Gorman supplements the commentary with helpful charts. For example, in order to illustrate the close connection between justification and sanctification, Gorman compares Galatians 2:15-21 (justification) and Romans 6:1-7:6 (baptism). “Justification is like baptism, and vice versa. More precisely, justification and baptism are two sides of the one coin of entrance into Christ and his body through dying and rising with him… it is difficult to imagine a more appropriate image for thoroughgoing participation than the liquid metaphor of immersion” (167-68). He summarizes the people in Romans 16 in a chart. (Phoebe is a gentile woman who is almost certainly the letter bearer and quite probably its interpreter. Junia is a female, prominent apostle).
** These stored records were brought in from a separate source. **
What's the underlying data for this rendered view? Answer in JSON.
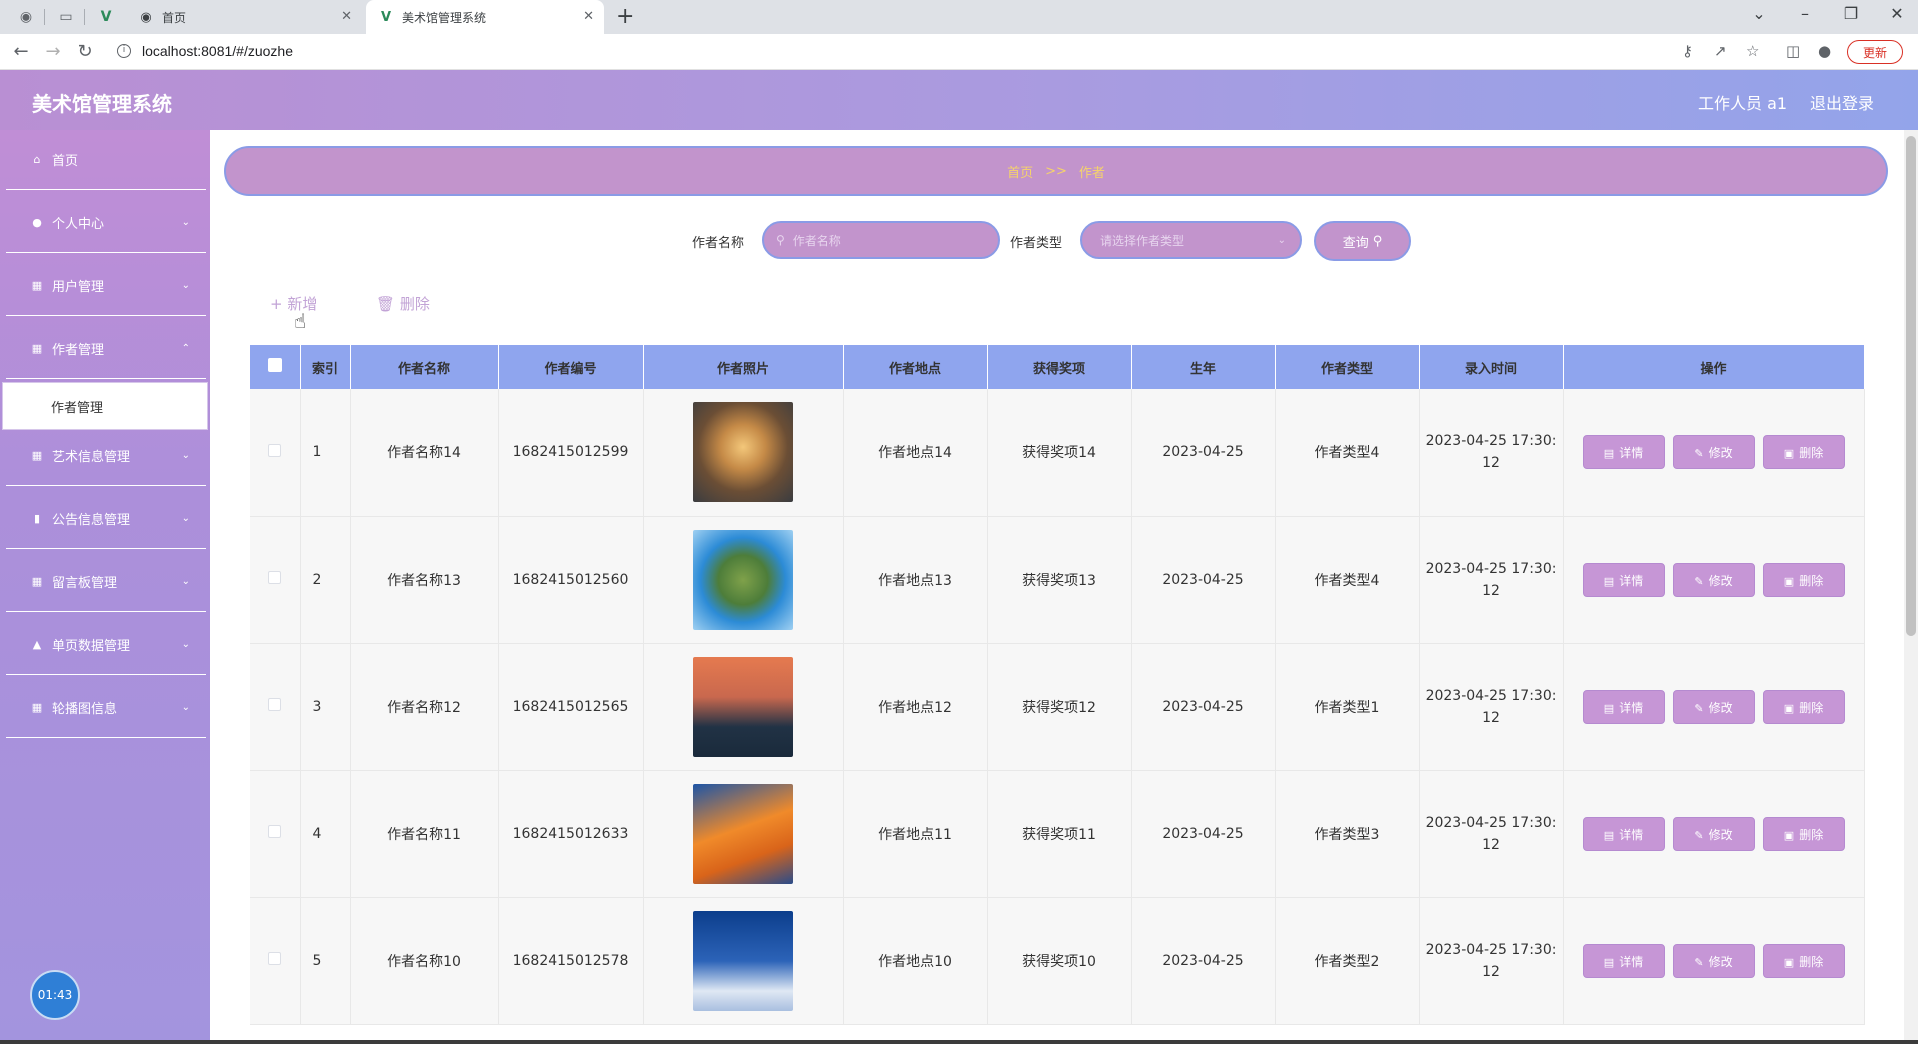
{
  "browser": {
    "tabs": [
      {
        "label": "首页",
        "active": false
      },
      {
        "label": "美术馆管理系统",
        "active": true
      }
    ],
    "url": "localhost:8081/#/zuozhe",
    "update_label": "更新"
  },
  "header": {
    "title": "美术馆管理系统",
    "user": "工作人员 a1",
    "logout": "退出登录"
  },
  "sidebar": {
    "items": [
      {
        "label": "首页",
        "icon": "home-icon",
        "has_children": false
      },
      {
        "label": "个人中心",
        "icon": "person-icon",
        "has_children": true
      },
      {
        "label": "用户管理",
        "icon": "grid-icon",
        "has_children": true
      },
      {
        "label": "作者管理",
        "icon": "grid-icon",
        "has_children": true
      },
      {
        "label": "艺术信息管理",
        "icon": "grid-icon",
        "has_children": true
      },
      {
        "label": "公告信息管理",
        "icon": "chart-icon",
        "has_children": true
      },
      {
        "label": "留言板管理",
        "icon": "grid-icon",
        "has_children": true
      },
      {
        "label": "单页数据管理",
        "icon": "data-icon",
        "has_children": true
      },
      {
        "label": "轮播图信息",
        "icon": "grid-icon",
        "has_children": true
      }
    ],
    "active_sub": "作者管理",
    "clock": "01:43"
  },
  "breadcrumb": {
    "home": "首页",
    "sep": ">>",
    "current": "作者"
  },
  "search": {
    "name_label": "作者名称",
    "name_placeholder": "作者名称",
    "type_label": "作者类型",
    "type_placeholder": "请选择作者类型",
    "query_label": "查询"
  },
  "toolbar": {
    "add_label": "新增",
    "delete_label": "删除"
  },
  "table": {
    "headers": [
      "索引",
      "作者名称",
      "作者编号",
      "作者照片",
      "作者地点",
      "获得奖项",
      "生年",
      "作者类型",
      "录入时间",
      "操作"
    ],
    "rows": [
      {
        "index": "1",
        "name": "作者名称14",
        "code": "1682415012599",
        "photo": "sunset-field",
        "place": "作者地点14",
        "award": "获得奖项14",
        "year": "2023-04-25",
        "type": "作者类型4",
        "time1": "2023-04-25 17:30:",
        "time2": "12"
      },
      {
        "index": "2",
        "name": "作者名称13",
        "code": "1682415012560",
        "photo": "planet-island",
        "place": "作者地点13",
        "award": "获得奖项13",
        "year": "2023-04-25",
        "type": "作者类型4",
        "time1": "2023-04-25 17:30:",
        "time2": "12"
      },
      {
        "index": "3",
        "name": "作者名称12",
        "code": "1682415012565",
        "photo": "lake-moon",
        "place": "作者地点12",
        "award": "获得奖项12",
        "year": "2023-04-25",
        "type": "作者类型1",
        "time1": "2023-04-25 17:30:",
        "time2": "12"
      },
      {
        "index": "4",
        "name": "作者名称11",
        "code": "1682415012633",
        "photo": "orange-mountain",
        "place": "作者地点11",
        "award": "获得奖项11",
        "year": "2023-04-25",
        "type": "作者类型3",
        "time1": "2023-04-25 17:30:",
        "time2": "12"
      },
      {
        "index": "5",
        "name": "作者名称10",
        "code": "1682415012578",
        "photo": "snow-cabin",
        "place": "作者地点10",
        "award": "获得奖项10",
        "year": "2023-04-25",
        "type": "作者类型2",
        "time1": "2023-04-25 17:30:",
        "time2": "12"
      }
    ],
    "actions": {
      "detail": "详情",
      "edit": "修改",
      "delete": "删除"
    }
  }
}
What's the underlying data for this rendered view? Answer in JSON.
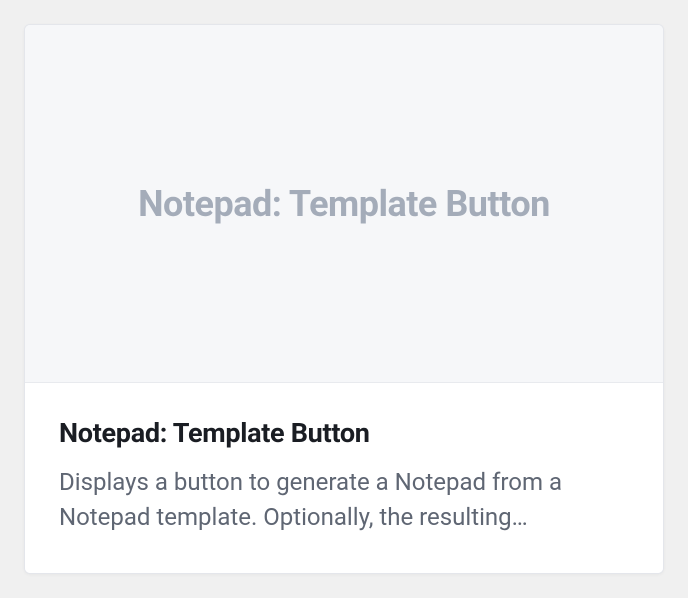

The first two chapters and each major unit of the commentary conclude with reflections and questions. These are divided into two categories: “spiritual, pastoral, and theological reflections, and “questions for those who read, teach, and preach.” None of these are softball questions! The questions should tease out additional implications from the text and take the reader to an application beyond Paul’s original context. A surprising example is the use of Romans 14-15 to discuss a Christian approach to eating. Gorman asks the reader to consider a justice dimension to food production and food consumption. Gorman sees both as having a spiritual dimension. For those teaching Romans in a classroom, these questions would make for excellent student papers. For those preaching Romans in a local church, these questions are hints for pastoral applications which will resonate with people as they grapple with the text of Romans.

Following these questions for reflection is “for further reading.” In the introductory chapters, these are divided into “highly accessible commentaries and books,” midlevel commentaries and books,” and “technical commentaries and books.” These bibliographies will be helpful for students who wish to work more deeply on the book of Romans.

Conclusion. Gorman’s commentary on Romans is a pleasure to read and will serve pastors and teachers well as they prepare to present Paul’s dense theology to their congregations. If you are planning to preach through the book of Romans, buy this commentary.


NB: Thanks to Eerdmans for kindly providing me with a review copy of this book. This did not influence my thoughts regarding the work.